About Douglas Campbell
Douglas Campbell (June 7, 1896-December 16, 1990) was an American aviator and World War I flying ace. He was the first American aviator flying in an American unit to achieve the status of ace.
Campbell was born in San Francisco, California. He was the son of famed astronomer William W. Campbell, the head of the Lick Observatory and future president of the University of California. At the time the United States entered World War I in April 1917, he was a student at Harvard University noted for his athletic prowess. Campbell and close friend Quentin Roosevelt, the son of former President Theodore Roosevelt, immediately dropped out of college and enlisted in the United States Army. He would receive an A.B. Harvard Class of 1917
Assigned to the Air Service, Campbell learned to fly in a Curtiss Jenny aircraft and was later trained in a Nieuport fighter. He was assigned to the famous Pursuit 94th Aero Squadron (the "Hat in the ring" gang) - at this stage flying Nieuport 28 fighters. He was noted for several firsts in his service. He flew the squadron's first patrol along with two other famous aviators, Eddie Rickenbacker and Raoul Lufbery. Due to supply problems, the trio flew their first mission in unarmed planes. His first kill came while flying in an aircraft armed with only one rather than the usual two machine guns.
He shared credit with Lt. Alan F. Winslow for the squadron's first confirmed victories, which were the first victories by fighter aircraft of any American flying unit in the war. Campbell and Winslow each shot down and captured a pilot from Jasta 64w on April 14, 1918. He became the first American flying for an American unit to become an ace when he downed his fifth enemy aircraft over Lironville, France on May 31, 1918.
Campbell was awarded the Distinguished Service Cross with Oak Leaf Cluster for bravery in aerial combat over Flirey, France on May 19, 1918. He was also awarded the Croix de Guerre avec palme by the French military. He scored his sixth and final victory on June 5, 1918.
During this last action, Campbell was wounded by an exploding artillery shell and was sent back to the United States to recover from severe shrapnel injuries to his back. During his recuperation, he made appearances at numerous war bond rallies. Campbell hoped to return to combat and was reassigned to his squadron in November 1918. By then however the war was winding down and he saw no further frontline action before the Armistice of November 11, 1918.
After the war, he took a job for W.R. Grace and Company.

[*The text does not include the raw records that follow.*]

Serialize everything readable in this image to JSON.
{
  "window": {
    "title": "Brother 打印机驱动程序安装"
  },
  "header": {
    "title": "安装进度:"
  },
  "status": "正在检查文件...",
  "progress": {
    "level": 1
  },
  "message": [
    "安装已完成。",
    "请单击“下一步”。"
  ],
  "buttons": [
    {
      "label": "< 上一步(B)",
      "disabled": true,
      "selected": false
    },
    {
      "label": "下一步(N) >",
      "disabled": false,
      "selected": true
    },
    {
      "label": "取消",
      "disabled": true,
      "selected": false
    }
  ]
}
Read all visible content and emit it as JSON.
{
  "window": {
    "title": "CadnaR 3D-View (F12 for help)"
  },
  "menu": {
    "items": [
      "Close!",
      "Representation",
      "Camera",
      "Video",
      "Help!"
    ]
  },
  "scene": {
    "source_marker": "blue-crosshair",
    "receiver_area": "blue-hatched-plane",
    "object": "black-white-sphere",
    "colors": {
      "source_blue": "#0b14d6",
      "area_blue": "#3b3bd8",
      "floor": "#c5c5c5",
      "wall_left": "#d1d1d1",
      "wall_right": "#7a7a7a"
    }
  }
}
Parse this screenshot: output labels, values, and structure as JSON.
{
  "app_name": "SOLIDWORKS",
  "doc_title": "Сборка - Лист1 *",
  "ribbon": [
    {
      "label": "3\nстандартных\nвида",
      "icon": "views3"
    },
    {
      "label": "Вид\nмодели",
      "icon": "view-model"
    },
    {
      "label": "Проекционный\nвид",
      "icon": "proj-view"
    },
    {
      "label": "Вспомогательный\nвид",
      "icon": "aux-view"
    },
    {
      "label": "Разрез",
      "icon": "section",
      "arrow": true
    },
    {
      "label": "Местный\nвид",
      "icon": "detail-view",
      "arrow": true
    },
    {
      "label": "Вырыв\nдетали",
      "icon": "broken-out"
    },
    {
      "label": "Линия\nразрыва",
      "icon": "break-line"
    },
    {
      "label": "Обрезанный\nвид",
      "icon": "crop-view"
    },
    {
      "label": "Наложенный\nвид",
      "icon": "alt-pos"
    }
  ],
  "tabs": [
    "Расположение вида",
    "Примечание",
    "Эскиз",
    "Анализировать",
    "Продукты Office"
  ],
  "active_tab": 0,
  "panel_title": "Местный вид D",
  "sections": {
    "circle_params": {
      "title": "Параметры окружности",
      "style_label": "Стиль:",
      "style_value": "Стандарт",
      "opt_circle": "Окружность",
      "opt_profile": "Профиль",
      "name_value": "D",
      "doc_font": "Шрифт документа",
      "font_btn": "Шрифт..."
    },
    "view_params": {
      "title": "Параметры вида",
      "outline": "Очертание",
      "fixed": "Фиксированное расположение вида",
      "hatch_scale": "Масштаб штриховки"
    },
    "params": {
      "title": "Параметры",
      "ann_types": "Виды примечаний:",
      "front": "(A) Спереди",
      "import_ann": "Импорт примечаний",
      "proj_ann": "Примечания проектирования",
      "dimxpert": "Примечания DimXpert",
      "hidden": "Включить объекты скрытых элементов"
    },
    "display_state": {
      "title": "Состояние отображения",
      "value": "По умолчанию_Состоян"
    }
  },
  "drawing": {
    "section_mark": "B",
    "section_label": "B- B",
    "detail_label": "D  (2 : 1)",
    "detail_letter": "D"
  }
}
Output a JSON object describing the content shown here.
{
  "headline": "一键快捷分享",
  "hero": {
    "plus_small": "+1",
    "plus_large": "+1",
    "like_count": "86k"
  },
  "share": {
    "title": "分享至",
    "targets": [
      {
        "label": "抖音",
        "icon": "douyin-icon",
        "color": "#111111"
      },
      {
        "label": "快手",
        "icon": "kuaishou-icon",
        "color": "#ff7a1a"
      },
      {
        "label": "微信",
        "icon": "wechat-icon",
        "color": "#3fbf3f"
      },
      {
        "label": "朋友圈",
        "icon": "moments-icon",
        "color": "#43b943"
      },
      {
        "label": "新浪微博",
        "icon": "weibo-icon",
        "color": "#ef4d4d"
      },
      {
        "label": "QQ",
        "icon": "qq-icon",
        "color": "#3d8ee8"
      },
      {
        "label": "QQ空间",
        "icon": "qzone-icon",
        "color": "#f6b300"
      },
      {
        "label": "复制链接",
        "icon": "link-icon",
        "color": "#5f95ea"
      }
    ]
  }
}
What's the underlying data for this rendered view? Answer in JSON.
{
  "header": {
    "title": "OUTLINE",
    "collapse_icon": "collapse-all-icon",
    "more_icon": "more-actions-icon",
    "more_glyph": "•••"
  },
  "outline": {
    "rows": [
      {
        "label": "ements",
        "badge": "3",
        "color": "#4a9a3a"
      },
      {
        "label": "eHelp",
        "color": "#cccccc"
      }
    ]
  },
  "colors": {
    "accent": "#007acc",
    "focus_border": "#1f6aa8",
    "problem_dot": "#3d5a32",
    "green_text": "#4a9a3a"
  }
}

He became the Vice-President of Pan-American Airways in 1939 and was named the airline's general manager in 1948. He died in Greenwich, Connecticut at the age of 94.
The serial number of Campbell's Nieuport 28C1 fighter was #6164 and was marked as squadron aircraft #10. Replicas of his aircraft along with its markings are popular with modern model builders.
Although Campbell's official victory count stands at six, Eddie Rickenbacker in his autobiography Fighting the Flying Circus credited his fellow ace with downing at least seven aircraft during the war. He also concluded that had he remained healthy, Campbell could have surpassed him and become America's leading ace of the war.